(What the exercise asks):
Determine the number of lines of the records below that include "JSON". Respond with the number and no other text.

(Supplied entries):
* * *
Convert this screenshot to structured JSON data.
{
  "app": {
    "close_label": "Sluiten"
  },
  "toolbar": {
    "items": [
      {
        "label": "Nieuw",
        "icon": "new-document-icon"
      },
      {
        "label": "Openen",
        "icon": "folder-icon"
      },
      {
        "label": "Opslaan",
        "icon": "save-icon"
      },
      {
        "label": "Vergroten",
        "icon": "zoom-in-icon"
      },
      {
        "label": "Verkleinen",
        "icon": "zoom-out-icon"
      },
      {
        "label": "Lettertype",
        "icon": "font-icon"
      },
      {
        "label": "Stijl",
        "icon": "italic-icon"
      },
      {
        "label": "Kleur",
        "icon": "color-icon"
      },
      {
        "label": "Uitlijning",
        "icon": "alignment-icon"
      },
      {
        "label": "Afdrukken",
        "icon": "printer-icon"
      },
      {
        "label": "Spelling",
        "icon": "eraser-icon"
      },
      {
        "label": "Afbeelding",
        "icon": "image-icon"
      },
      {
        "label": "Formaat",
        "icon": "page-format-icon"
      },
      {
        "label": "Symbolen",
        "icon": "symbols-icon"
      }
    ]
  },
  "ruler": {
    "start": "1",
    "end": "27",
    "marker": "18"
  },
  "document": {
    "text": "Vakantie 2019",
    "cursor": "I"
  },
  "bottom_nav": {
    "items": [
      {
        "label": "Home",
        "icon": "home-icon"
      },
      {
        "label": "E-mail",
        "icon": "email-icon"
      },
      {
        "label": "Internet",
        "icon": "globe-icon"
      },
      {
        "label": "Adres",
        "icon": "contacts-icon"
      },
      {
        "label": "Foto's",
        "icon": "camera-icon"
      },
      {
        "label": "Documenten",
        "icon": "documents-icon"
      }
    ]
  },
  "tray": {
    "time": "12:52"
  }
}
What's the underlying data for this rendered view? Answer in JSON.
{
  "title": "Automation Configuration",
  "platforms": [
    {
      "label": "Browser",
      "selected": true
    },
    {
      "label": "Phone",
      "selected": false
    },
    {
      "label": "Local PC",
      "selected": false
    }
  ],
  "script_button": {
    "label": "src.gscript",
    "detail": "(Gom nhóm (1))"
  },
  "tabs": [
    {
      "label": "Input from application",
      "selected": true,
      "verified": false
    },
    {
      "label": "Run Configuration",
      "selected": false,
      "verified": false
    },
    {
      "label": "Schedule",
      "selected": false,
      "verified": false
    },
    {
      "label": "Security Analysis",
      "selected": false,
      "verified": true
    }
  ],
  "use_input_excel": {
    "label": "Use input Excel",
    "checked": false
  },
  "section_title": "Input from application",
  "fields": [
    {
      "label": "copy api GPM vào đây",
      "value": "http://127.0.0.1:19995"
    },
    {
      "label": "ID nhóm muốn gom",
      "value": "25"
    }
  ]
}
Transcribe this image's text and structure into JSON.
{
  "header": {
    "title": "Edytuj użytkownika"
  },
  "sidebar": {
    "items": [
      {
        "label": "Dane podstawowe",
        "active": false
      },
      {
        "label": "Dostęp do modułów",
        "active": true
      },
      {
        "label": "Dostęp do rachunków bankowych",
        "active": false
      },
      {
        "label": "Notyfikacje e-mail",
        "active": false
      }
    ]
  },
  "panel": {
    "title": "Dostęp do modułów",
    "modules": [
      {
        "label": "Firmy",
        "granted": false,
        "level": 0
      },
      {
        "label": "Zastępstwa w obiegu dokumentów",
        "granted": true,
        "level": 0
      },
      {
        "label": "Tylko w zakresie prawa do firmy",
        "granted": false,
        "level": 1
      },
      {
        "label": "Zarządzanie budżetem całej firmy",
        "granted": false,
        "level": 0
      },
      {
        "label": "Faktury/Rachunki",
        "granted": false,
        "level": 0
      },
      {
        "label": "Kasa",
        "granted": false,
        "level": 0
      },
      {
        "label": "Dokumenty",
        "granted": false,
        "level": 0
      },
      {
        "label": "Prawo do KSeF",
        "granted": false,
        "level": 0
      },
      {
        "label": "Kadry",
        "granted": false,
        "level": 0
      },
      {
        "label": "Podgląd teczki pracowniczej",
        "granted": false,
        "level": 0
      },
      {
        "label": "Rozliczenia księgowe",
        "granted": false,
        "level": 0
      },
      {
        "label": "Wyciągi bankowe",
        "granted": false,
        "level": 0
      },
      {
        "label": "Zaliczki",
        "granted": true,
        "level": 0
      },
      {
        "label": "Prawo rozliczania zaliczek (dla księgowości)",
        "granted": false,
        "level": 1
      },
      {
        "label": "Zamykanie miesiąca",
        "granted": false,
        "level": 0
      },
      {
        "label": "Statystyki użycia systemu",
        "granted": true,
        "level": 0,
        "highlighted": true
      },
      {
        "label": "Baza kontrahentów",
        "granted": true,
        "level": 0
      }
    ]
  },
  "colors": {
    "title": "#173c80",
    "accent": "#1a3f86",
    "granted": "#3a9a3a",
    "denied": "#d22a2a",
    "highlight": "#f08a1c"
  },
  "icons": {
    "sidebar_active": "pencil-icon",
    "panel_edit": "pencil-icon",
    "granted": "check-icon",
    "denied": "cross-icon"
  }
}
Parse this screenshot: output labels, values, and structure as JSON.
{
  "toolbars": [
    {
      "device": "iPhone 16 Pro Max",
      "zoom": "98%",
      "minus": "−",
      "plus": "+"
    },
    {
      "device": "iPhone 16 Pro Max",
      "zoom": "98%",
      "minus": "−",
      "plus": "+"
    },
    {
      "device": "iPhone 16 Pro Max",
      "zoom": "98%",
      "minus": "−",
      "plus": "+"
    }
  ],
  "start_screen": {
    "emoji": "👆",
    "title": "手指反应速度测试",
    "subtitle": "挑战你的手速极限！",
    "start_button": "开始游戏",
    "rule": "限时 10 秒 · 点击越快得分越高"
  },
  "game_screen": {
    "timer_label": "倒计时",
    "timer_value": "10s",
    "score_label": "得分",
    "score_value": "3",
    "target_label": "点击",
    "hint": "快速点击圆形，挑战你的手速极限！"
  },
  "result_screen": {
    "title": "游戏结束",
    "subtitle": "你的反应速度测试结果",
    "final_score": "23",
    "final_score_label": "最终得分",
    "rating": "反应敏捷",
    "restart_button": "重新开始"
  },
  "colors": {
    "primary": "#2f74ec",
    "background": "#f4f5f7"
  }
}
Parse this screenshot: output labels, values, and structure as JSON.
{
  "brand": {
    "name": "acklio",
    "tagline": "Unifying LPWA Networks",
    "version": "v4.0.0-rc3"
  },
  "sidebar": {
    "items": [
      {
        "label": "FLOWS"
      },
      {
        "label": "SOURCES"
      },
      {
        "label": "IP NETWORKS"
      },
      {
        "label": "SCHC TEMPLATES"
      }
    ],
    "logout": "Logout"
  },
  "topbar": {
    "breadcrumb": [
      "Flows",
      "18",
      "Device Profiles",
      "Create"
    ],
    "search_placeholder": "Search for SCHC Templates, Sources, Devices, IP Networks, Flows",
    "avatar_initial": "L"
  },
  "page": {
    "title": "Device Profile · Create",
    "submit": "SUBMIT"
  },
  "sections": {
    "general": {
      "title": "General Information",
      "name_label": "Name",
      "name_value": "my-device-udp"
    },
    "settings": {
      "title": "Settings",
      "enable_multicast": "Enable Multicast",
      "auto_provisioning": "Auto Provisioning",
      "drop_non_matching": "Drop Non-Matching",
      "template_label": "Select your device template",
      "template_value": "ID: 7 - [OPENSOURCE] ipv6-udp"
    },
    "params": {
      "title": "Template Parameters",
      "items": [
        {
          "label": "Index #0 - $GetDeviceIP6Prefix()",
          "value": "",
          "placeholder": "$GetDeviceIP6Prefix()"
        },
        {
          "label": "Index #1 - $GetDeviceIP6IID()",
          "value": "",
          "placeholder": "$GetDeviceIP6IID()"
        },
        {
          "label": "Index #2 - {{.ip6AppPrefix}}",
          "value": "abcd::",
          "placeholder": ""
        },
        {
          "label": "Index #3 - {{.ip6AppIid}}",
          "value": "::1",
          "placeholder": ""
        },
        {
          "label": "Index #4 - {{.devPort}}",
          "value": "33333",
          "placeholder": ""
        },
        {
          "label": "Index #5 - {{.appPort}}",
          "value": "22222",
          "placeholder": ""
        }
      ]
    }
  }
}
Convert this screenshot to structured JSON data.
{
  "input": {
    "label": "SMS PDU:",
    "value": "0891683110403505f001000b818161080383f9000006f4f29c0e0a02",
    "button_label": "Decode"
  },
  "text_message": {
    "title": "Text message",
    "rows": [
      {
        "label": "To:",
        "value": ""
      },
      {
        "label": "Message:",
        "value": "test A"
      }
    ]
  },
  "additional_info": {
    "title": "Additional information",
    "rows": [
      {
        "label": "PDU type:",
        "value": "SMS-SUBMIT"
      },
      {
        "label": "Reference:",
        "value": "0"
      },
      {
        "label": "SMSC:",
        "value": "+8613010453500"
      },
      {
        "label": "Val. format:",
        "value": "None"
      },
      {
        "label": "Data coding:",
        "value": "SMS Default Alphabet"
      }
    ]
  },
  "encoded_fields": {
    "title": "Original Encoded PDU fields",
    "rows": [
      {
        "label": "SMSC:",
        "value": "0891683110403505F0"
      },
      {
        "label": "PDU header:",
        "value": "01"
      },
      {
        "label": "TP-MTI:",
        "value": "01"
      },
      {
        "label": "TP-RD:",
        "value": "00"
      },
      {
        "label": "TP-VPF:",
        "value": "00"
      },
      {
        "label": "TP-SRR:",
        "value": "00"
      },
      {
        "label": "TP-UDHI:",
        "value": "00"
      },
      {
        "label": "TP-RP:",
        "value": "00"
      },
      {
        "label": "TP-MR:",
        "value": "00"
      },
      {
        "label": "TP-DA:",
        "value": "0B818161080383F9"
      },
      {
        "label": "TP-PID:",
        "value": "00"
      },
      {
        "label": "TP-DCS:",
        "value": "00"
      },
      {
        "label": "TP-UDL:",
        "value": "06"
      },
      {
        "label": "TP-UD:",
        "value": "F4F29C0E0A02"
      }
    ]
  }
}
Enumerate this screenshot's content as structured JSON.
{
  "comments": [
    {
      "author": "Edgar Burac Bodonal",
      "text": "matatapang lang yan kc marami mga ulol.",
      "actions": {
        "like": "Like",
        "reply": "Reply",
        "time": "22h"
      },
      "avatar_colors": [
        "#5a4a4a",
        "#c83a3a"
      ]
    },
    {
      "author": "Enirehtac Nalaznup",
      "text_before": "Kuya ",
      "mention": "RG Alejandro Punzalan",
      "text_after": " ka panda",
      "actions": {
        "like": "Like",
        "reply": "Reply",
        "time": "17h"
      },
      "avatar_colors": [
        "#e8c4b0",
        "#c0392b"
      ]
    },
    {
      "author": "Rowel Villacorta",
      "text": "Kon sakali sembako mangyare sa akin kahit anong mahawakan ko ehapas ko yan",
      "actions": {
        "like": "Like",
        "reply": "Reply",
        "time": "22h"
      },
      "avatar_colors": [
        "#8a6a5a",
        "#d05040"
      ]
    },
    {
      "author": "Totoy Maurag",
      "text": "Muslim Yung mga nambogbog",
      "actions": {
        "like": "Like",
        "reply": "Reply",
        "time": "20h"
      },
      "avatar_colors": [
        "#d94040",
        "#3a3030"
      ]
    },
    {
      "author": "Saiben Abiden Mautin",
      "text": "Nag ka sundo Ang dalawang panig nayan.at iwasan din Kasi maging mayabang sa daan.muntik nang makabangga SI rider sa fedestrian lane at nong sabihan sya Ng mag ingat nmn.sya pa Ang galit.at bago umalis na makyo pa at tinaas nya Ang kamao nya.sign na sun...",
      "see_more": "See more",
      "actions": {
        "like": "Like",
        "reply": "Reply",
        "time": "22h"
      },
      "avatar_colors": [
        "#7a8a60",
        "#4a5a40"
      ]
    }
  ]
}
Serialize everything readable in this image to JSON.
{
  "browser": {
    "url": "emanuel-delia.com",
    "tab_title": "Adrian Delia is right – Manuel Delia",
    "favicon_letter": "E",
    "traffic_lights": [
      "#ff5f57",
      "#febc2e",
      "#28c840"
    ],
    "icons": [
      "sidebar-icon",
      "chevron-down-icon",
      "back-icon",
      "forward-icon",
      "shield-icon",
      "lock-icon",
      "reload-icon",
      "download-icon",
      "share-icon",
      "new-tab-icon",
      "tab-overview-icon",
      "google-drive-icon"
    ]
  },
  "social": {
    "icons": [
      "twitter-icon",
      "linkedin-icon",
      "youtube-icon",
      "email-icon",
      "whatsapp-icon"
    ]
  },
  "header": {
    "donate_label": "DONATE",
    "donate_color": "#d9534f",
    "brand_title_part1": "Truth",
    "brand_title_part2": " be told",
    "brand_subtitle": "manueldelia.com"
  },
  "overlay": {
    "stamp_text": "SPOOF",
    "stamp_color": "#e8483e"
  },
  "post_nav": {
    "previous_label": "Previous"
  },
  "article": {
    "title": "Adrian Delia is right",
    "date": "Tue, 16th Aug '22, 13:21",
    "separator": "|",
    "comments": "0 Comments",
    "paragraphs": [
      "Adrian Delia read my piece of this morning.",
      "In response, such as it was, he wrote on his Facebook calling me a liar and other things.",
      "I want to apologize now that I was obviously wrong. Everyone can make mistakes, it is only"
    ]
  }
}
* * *
(Task response):
8